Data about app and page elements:

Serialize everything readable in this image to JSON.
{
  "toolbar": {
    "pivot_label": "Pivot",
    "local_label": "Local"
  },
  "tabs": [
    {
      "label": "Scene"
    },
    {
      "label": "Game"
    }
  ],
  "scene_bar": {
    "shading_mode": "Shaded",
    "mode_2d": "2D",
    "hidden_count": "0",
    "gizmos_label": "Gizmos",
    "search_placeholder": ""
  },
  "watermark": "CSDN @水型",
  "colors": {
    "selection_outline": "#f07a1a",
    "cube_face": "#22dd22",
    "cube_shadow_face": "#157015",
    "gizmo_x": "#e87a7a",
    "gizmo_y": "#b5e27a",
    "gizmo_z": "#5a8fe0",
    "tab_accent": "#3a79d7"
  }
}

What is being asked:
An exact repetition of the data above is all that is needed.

Final answer:
Serialize everything readable in this image to JSON.
{
  "toolbar": {
    "pivot_label": "Pivot",
    "local_label": "Local"
  },
  "tabs": [
    {
      "label": "Scene"
    },
    {
      "label": "Game"
    }
  ],
  "scene_bar": {
    "shading_mode": "Shaded",
    "mode_2d": "2D",
    "hidden_count": "0",
    "gizmos_label": "Gizmos",
    "search_placeholder": ""
  },
  "watermark": "CSDN @水型",
  "colors": {
    "selection_outline": "#f07a1a",
    "cube_face": "#22dd22",
    "cube_shadow_face": "#157015",
    "gizmo_x": "#e87a7a",
    "gizmo_y": "#b5e27a",
    "gizmo_z": "#5a8fe0",
    "tab_accent": "#3a79d7"
  }
}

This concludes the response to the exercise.